But according to Hopper, the change was deliberately made as part of an effort to change up the way Riot handles the spring finals.

"We're surely losing something by going to a different venue. Our hope is that we can gain something different that is similarly positive here," Hopper told theScore esports Podcast.

"The problem with being one of 17,000 people at a venue is that you feel completely isolated from the show. You're part of the crowd, but you're not part of the show. Our hope here is that by having players and our fans be so close as the backdrop to the casters, be so close to the stage, such a higher percentage of them are going to get to meet the players through fan interaction that we actually end up with the players going to this show feeling a much more tangible part of the experience itself."

According to Hopper, the spring finals have lower demand for tickets than the summer finals, which will likely continue to be held in larger venues like they have been in the past. As a result, moving to smaller venues for spring means that Riot has the ability to sell out the venue and go to cities with smaller player-bases, like Miami.

But beyond Miami, there's also the future of the NA LCS to think about.

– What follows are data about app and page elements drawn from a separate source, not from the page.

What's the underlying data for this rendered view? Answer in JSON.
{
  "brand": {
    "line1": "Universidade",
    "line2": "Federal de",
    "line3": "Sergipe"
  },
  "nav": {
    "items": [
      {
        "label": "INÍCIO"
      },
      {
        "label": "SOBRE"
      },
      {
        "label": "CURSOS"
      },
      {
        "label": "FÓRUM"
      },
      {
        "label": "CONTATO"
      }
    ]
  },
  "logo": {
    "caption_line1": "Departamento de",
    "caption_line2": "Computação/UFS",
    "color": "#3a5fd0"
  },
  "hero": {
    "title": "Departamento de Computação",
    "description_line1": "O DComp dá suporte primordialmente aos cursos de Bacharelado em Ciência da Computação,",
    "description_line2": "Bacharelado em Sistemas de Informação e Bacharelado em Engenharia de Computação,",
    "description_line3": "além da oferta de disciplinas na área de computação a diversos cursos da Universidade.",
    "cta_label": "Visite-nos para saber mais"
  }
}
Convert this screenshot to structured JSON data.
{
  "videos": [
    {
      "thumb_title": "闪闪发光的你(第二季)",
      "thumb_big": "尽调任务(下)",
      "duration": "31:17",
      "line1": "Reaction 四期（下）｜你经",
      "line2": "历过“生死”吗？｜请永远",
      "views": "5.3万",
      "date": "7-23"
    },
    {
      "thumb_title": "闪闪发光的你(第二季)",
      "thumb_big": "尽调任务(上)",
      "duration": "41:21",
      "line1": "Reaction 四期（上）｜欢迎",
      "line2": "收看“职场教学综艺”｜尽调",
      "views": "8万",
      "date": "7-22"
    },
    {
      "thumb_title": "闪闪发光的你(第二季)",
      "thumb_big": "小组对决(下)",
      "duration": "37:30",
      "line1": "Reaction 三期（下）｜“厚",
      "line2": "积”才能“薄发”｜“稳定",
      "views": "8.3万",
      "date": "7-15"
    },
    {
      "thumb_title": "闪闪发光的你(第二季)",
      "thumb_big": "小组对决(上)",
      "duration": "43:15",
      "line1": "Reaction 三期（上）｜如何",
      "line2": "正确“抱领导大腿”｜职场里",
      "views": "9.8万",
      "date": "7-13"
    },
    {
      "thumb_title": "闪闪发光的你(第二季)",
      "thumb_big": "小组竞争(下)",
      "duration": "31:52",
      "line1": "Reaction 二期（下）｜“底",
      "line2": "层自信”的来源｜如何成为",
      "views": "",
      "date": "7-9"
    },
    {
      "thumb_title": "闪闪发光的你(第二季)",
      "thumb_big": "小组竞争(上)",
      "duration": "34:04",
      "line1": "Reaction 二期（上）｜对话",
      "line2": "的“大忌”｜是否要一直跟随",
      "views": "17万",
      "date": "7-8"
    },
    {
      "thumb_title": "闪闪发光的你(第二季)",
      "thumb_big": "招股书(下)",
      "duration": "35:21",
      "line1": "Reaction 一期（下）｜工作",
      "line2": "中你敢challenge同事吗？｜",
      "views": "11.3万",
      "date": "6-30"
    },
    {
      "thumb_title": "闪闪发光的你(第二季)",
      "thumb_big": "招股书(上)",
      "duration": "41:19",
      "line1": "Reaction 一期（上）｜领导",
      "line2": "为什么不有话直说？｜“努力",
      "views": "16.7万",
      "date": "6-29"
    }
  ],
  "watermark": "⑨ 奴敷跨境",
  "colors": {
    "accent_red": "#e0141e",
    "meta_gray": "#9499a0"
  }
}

According to Hopper, Riot and the NA LCS teams have been discussing options like league expansion, which Hopper says is coming, but won't be happening in 2019.

"There's a lot of tricky factors towards expansion," Hopper said. "I think one of them is the depth of the competitive player pool and making sure that essentially by expanding we're not introducing two new semi-pro teams that are just going to get beat up on by all the current NA LCS teams. So we want to make sure that any team that going to come in will be competitive. And we also want to make sure that the economics are right, such that we're not diluting even further the revenues across the league," he said.

"I would say that we're probably at least a year out from seriously considering expansion efforts in North America."

Meanwhile, geolocation is something that Hopper is a little more trepidatious about. While the Overwatch League has seen some success with their so far semi-geolocated system, Hopper says that his concerns lie in disenfranchising players who are fans of a team that might not end up in their geographic region.

On top of that, Hopper says his other concern with geolocation is that the core logistics of how to operate a truly geolocated eposrts league have yet to be worked out.

"You look at the Overwatch League right now and every match that they've played has been in LA, and to my knowledge will be through probably the rest of the year, which means you have teams that have geographic affiliations, but not necessarily physical footprints," Hopper said. "And from a logistical standpoint, that's got to be the best of both worlds. Because you don't have to pay for travel for teams to play in all these different locations, but you can start to sort of test the waters of fan affinity in those regions and you can start to see what fandom can develop just from affiliation with an esports brand. Where they go from here in terms of the roadshow model, how they're going to do trans-continental play, remains to be seen."

But Hopper added that Riot is always listening to its team owners and fans, and some elements of geolocation could be implemented as early as 2019, if the demand for it is there and the logistics make sense, and whatever happens, Riot will keep fans aware of the process.

"If it's the right decision to make, we're going to make that decision," he said. "Are we looking at it, are we not? I don't know, I don't see much value in not communicating to our fans what our thinking is around some of these bigger elements. Our fans have a right to know what we're building this league into, and not just at the moment where we announce geolocation or we don't.

To me, this is the core part of being a fan of a league, you care more than just the results of the games on game day, you care about the direction that it's going."

Daniel Rosen is a news editor for theScore esports. You can follow him on Twitter.